such as when Danny takes off his seat belt in the car or purposely spills an ice-cold drink at the table. The typical parental reaction, of course, is to yell and make a big deal (which I stand guilty as charged), but it turns out that getting visibly upset actually reinforces the bad behavior. Instead, we are counseled to re-direct that need for attention to positive behavior, and to minimize the attention given to the undesirable behavior.
Tracy Morgan must be one dude in need of a lot of attention. Thanks to my friend Ellen over at Love That Max, I caught up with the comedian’s latest “not dos” as we call screw ups around our house. First, he mouthed off some nasty anti-gay remarks in Nashville including the remark that if his son were gay, he would “pull out a knife and stab” him. He apologized twice for that hateful comment, and teamed up with the Gay & Lesbian Alliance Against Defamation for meetings in New York and Nashville. Then he turned around in New York City and during a stand-up routine at Caroline’s Comedy Club on Saturday night, June 25th, he made fun at people with disabilities, and their moms. “Don’t ever mess with women who have retarded kids,” he said. “Them young retarded males is strong. They’re strong like chimps.” Previous news articles about Tracy Morgan have mentioned the fact that he has an older brother with cerebral palsy and much of his attraction to comedy developed from that experience.
As they quote on BlackAmericaweb:
“In his book, “I Am The New Black,” Morgan is more serious than funny, sharing his poverty-stricken childhood growing up in the Brooklyn projects. He says he developed much of his comic skills from childhood. One of the things he says is that when bullies tried to pick on him, he couldn’t summon his older brother because of his disability (his brother has cerebral palsy), so he learned to be funny.”

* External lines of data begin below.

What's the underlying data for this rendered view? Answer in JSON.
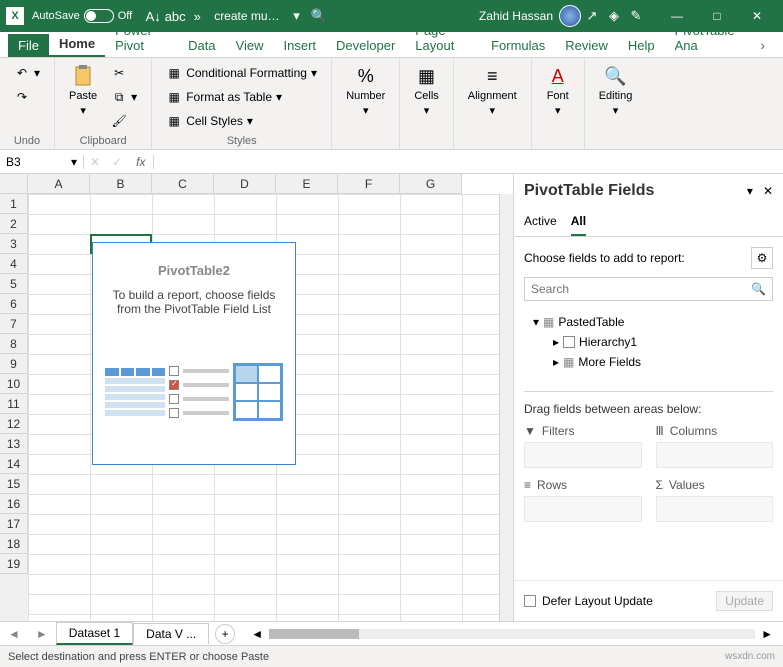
{
  "titlebar": {
    "autosave_label": "AutoSave",
    "autosave_state": "Off",
    "doc_name": "create mu…",
    "user_name": "Zahid Hassan"
  },
  "tabs": [
    "File",
    "Home",
    "Power Pivot",
    "Data",
    "View",
    "Insert",
    "Developer",
    "Page Layout",
    "Formulas",
    "Review",
    "Help",
    "PivotTable Ana"
  ],
  "active_tab": "Home",
  "ribbon": {
    "undo": "Undo",
    "clipboard": "Clipboard",
    "paste": "Paste",
    "styles": "Styles",
    "cond_fmt": "Conditional Formatting",
    "fmt_table": "Format as Table",
    "cell_styles": "Cell Styles",
    "number": "Number",
    "cells": "Cells",
    "alignment": "Alignment",
    "font": "Font",
    "editing": "Editing"
  },
  "namebox": "B3",
  "columns": [
    "A",
    "B",
    "C",
    "D",
    "E",
    "F",
    "G"
  ],
  "rows": [
    "1",
    "2",
    "3",
    "4",
    "5",
    "6",
    "7",
    "8",
    "9",
    "10",
    "11",
    "12",
    "13",
    "14",
    "15",
    "16",
    "17",
    "18",
    "19"
  ],
  "pvt": {
    "title": "PivotTable2",
    "desc": "To build a report, choose fields from the PivotTable Field List"
  },
  "panel": {
    "title": "PivotTable Fields",
    "tabs": [
      "Active",
      "All"
    ],
    "active_ptab": "All",
    "choose": "Choose fields to add to report:",
    "search": "Search",
    "tree": {
      "table": "PastedTable",
      "hierarchy": "Hierarchy1",
      "more": "More Fields"
    },
    "areas_title": "Drag fields between areas below:",
    "filters": "Filters",
    "cols": "Columns",
    "rows": "Rows",
    "values": "Values",
    "defer": "Defer Layout Update",
    "update": "Update"
  },
  "sheets": [
    "Dataset 1",
    "Data V ..."
  ],
  "status_text": "Select destination and press ENTER or choose Paste",
  "watermark": "wsxdn.com"
}
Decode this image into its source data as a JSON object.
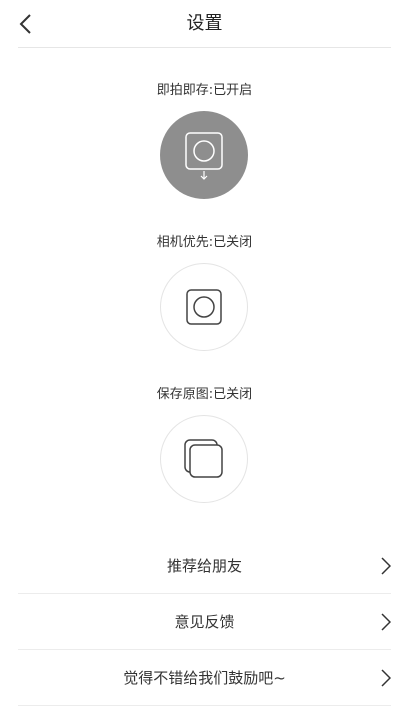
{
  "header": {
    "title": "设置",
    "back_icon": "chevron-left-icon"
  },
  "options": [
    {
      "label": "即拍即存:已开启",
      "state": "on",
      "icon": "camera-save-icon"
    },
    {
      "label": "相机优先:已关闭",
      "state": "off",
      "icon": "camera-icon"
    },
    {
      "label": "保存原图:已关闭",
      "state": "off",
      "icon": "original-image-icon"
    }
  ],
  "menu": [
    {
      "label": "推荐给朋友",
      "icon": "chevron-right-icon"
    },
    {
      "label": "意见反馈",
      "icon": "chevron-right-icon"
    },
    {
      "label": "觉得不错给我们鼓励吧~",
      "icon": "chevron-right-icon"
    }
  ],
  "colors": {
    "active_circle": "#8e8e8e",
    "divider": "#ececec",
    "text": "#333333"
  }
}
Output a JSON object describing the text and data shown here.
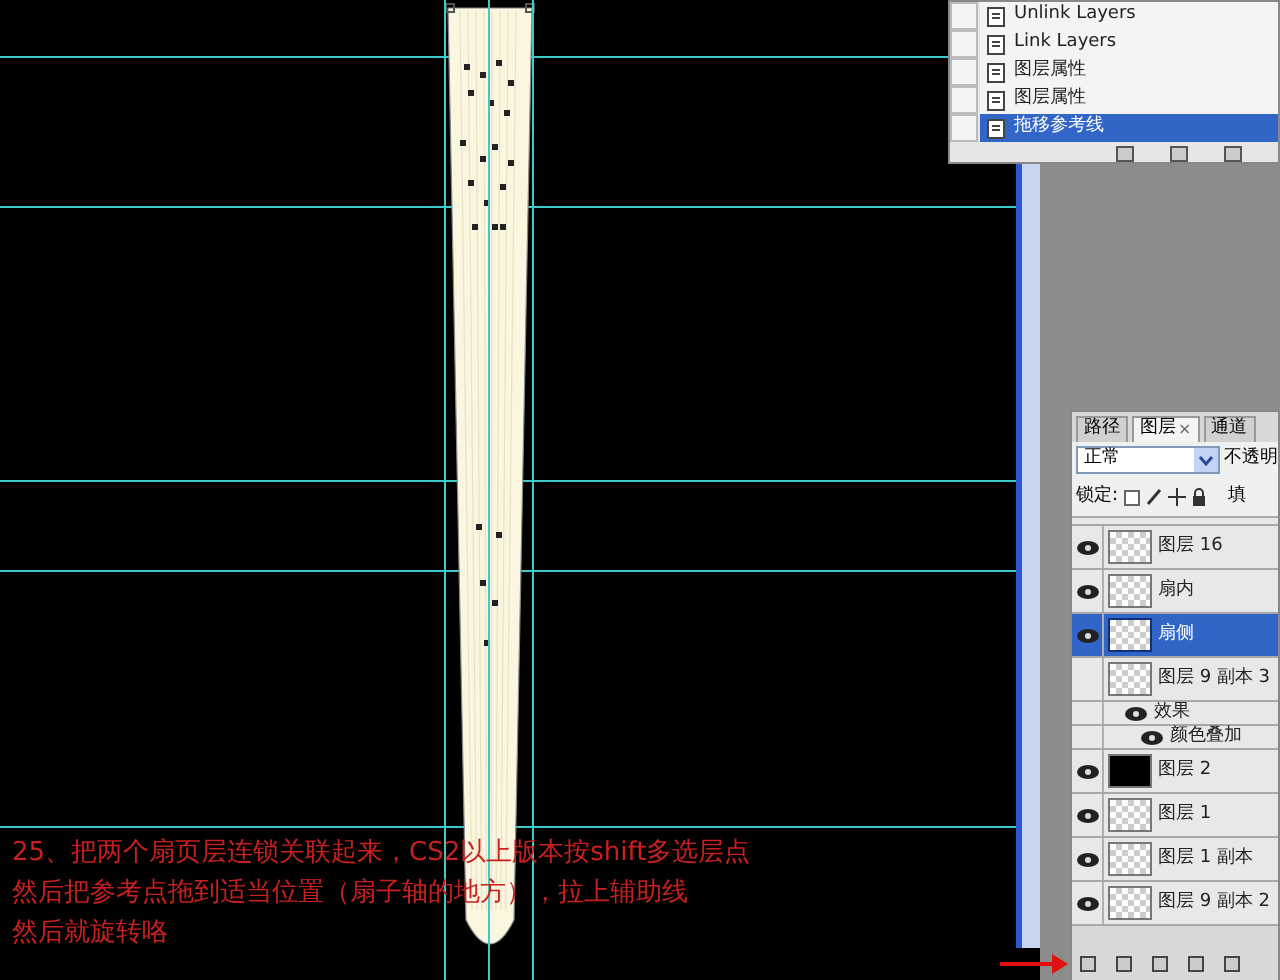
{
  "caption": {
    "lines": [
      "25、把两个扇页层连锁关联起来，CS2以上版本按shift多选层点",
      "然后把参考点拖到适当位置（扇子轴的地方），拉上辅助线",
      "然后就旋转咯"
    ]
  },
  "history_panel": {
    "items": [
      {
        "label": "Unlink Layers",
        "selected": false
      },
      {
        "label": "Link Layers",
        "selected": false
      },
      {
        "label": "图层属性",
        "selected": false
      },
      {
        "label": "图层属性",
        "selected": false
      },
      {
        "label": "拖移参考线",
        "selected": true
      }
    ]
  },
  "layers_panel": {
    "tabs": [
      {
        "label": "路径",
        "selected": false
      },
      {
        "label": "图层",
        "selected": true,
        "close": "×"
      },
      {
        "label": "通道",
        "selected": false
      }
    ],
    "blend_mode": "正常",
    "opacity_label": "不透明",
    "lock_label": "锁定:",
    "fill_label": "填",
    "layers": [
      {
        "name": "图层 16",
        "kind": "layer",
        "visible": true,
        "selected": false
      },
      {
        "name": "扇内",
        "kind": "layer",
        "visible": true,
        "selected": false
      },
      {
        "name": "扇侧",
        "kind": "layer",
        "visible": true,
        "selected": true
      },
      {
        "name": "图层 9 副本 3",
        "kind": "layer",
        "visible": false,
        "selected": false,
        "children": [
          {
            "name": "效果",
            "kind": "effect",
            "visible": true,
            "selected": false,
            "children": [
              {
                "name": "颜色叠加",
                "kind": "effect",
                "visible": true,
                "selected": false
              }
            ]
          }
        ]
      },
      {
        "name": "图层 2",
        "kind": "fill",
        "visible": true,
        "selected": false
      },
      {
        "name": "图层 1",
        "kind": "layer",
        "visible": true,
        "selected": false
      },
      {
        "name": "图层 1 副本",
        "kind": "layer",
        "visible": true,
        "selected": false
      },
      {
        "name": "图层 9 副本 2",
        "kind": "layer",
        "visible": true,
        "selected": false
      }
    ]
  }
}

Whatever the rationale for his latest rant, it’s clear that Tracy needs to start engaging in some positive behavior that will bring hm the attention he apparently craves. And by the way, Tracy Morgan is absolutely right about one thing—us moms of kids with special needs are super strong. We have to be.